    It sounds like a 19th century thief making a copy of an original key to a lock, rather than "hacking" in IT sense. Key to this "hacking" is to get the original key, the finger print of the owner of the phone. I'm not downplaying the work of the group, but the title can be misleading.
    Reply
  • i don't think our physical finger print need that high resolution, i think event 300-400 dpi is enough already :)
    Reply
  • ap3x
    this is interesting. So what was represented in terms of how the sensor works is incorrect then. They should be really careful with how this is positioned then. If this is part of a 2 factor authentication strategy then it is fine (something you have, something you know) but by itself it will not cut mustard for payments. It is however fine to authenticate to the phone with it.

    Criminal's that are snatching phones are not all that sophisticated. Looking forward to hearing more about this.

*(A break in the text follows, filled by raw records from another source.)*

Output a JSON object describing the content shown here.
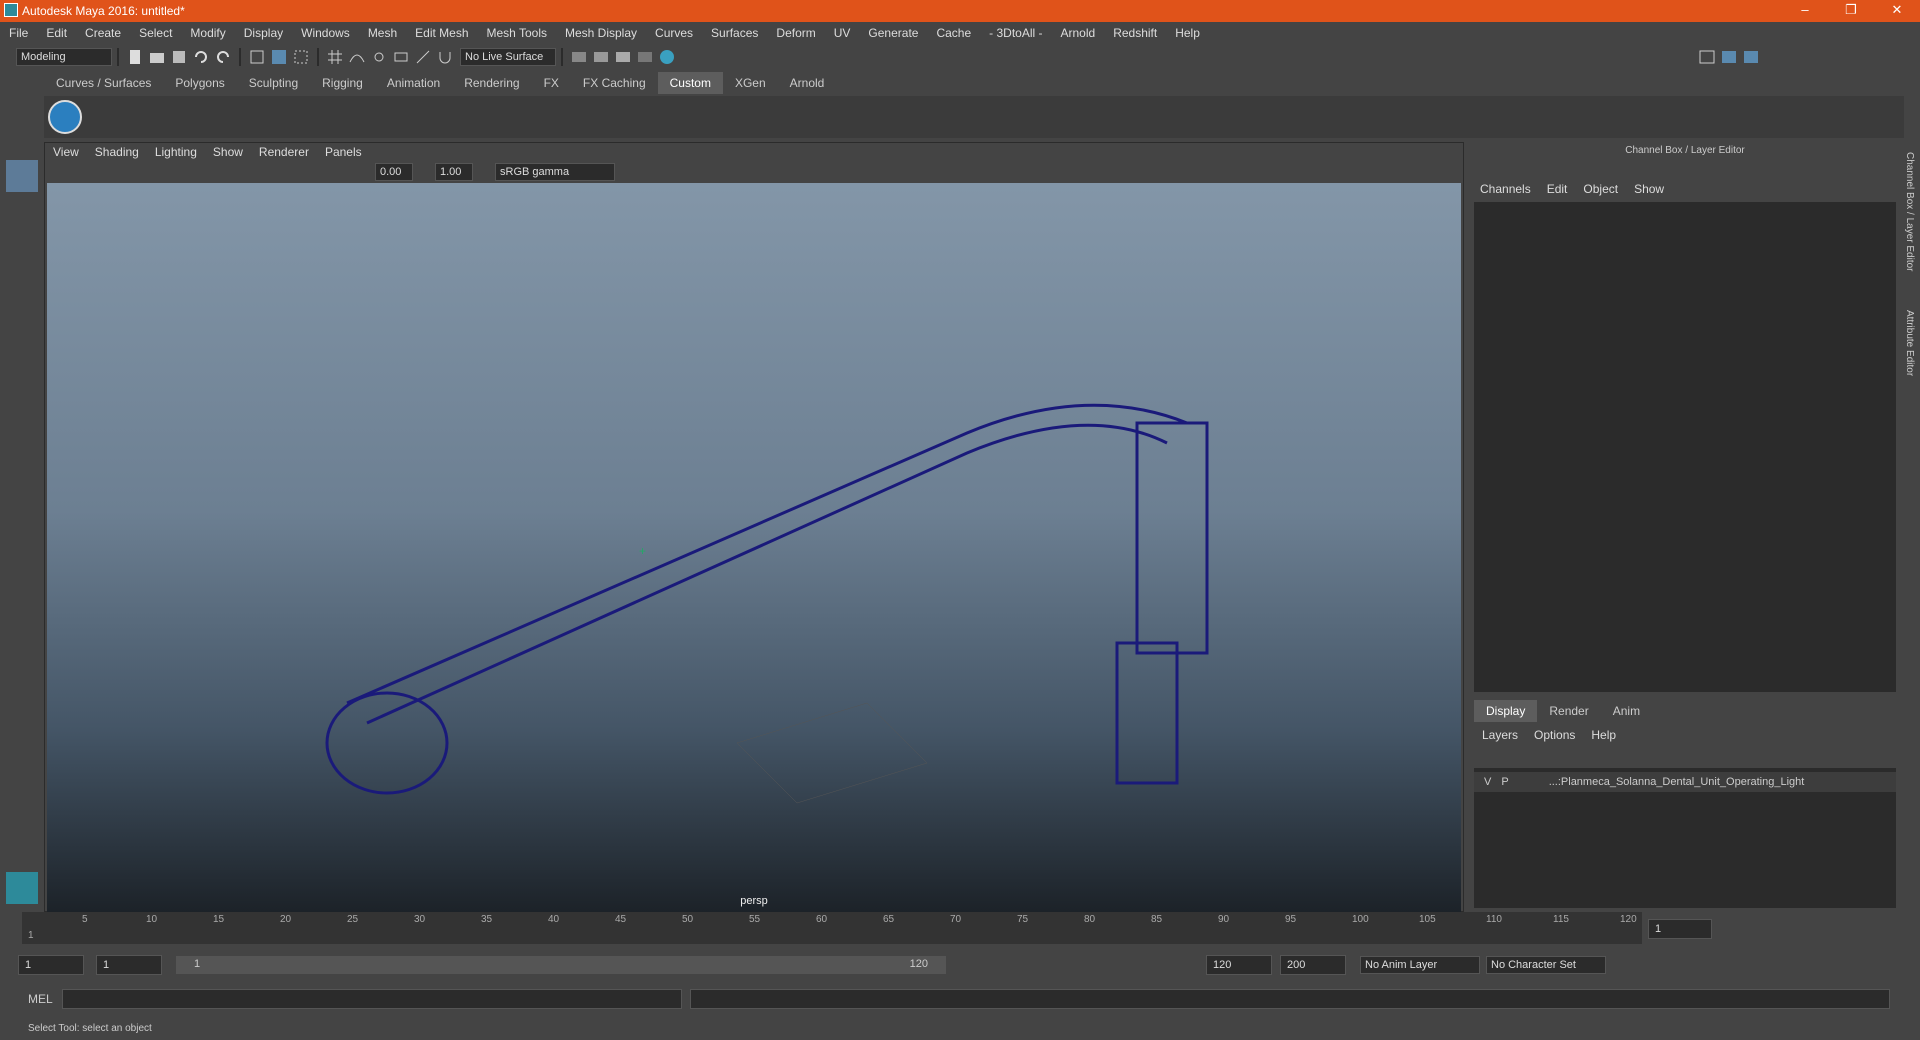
{
  "window": {
    "title": "Autodesk Maya 2016: untitled*"
  },
  "menubar": {
    "items": [
      "File",
      "Edit",
      "Create",
      "Select",
      "Modify",
      "Display",
      "Windows",
      "Mesh",
      "Edit Mesh",
      "Mesh Tools",
      "Mesh Display",
      "Curves",
      "Surfaces",
      "Deform",
      "UV",
      "Generate",
      "Cache",
      "- 3DtoAll -",
      "Arnold",
      "Redshift",
      "Help"
    ]
  },
  "statusline": {
    "mode": "Modeling",
    "live_surface": "No Live Surface"
  },
  "shelf": {
    "tabs": [
      "Curves / Surfaces",
      "Polygons",
      "Sculpting",
      "Rigging",
      "Animation",
      "Rendering",
      "FX",
      "FX Caching",
      "Custom",
      "XGen",
      "Arnold"
    ],
    "active": "Custom"
  },
  "viewport": {
    "menu": [
      "View",
      "Shading",
      "Lighting",
      "Show",
      "Renderer",
      "Panels"
    ],
    "exposure": "0.00",
    "gamma": "1.00",
    "colorspace": "sRGB gamma",
    "camera": "persp"
  },
  "channelbox": {
    "title": "Channel Box / Layer Editor",
    "menu": [
      "Channels",
      "Edit",
      "Object",
      "Show"
    ]
  },
  "layers": {
    "tabs": [
      "Display",
      "Render",
      "Anim"
    ],
    "active": "Display",
    "menu": [
      "Layers",
      "Options",
      "Help"
    ],
    "row": {
      "v": "V",
      "p": "P",
      "name": "...:Planmeca_Solanna_Dental_Unit_Operating_Light"
    }
  },
  "sidetabs": {
    "channel": "Channel Box / Layer Editor",
    "attribute": "Attribute Editor"
  },
  "timeline": {
    "ticks": [
      "5",
      "10",
      "15",
      "20",
      "25",
      "30",
      "35",
      "40",
      "45",
      "50",
      "55",
      "60",
      "65",
      "70",
      "75",
      "80",
      "85",
      "90",
      "95",
      "100",
      "105",
      "110",
      "115",
      "120"
    ],
    "current": "1",
    "frame_field": "1"
  },
  "range": {
    "start": "1",
    "start2": "1",
    "slider_start": "1",
    "slider_end": "120",
    "end": "120",
    "end2": "200",
    "anim_layer": "No Anim Layer",
    "char_set": "No Character Set"
  },
  "mel": {
    "label": "MEL"
  },
  "help": {
    "text": "Select Tool: select an object"
  }
}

    Reply
  • jonathanrhunter
    A lot of fingers are going to go missing...
    Reply
  • house70
    Can lift fingerprints from a whole bunch of objects (cigarette packs, glasses, etc), no need for the actual finger, LOL. Then hijack the phone and profit. With the right tools it could be done even before the victim starts missing the device.
    Awesome.
    Reply
  • ingtar33
    i liked how the mythbusters were able to fool about every fingerprint scanner on the market with a simple photocopy of someone's fingerprint (they didn't even have to do all those elaborate steps to make a "living" copy like the CCC did). Till they can make biometrics locks a bit more dependable it seems like this is a tech that's not quite ready for primetime.
    Reply
  • brettms71
    @house70, yes you can lift fingerprints of most items like you say. You can EVEN lift fingerprints off iPhones. Great that when you take someones iPhone now, the person has supplied everything you need to break into it, saving you time. Thanks Apple. They just make everything easier.
    Reply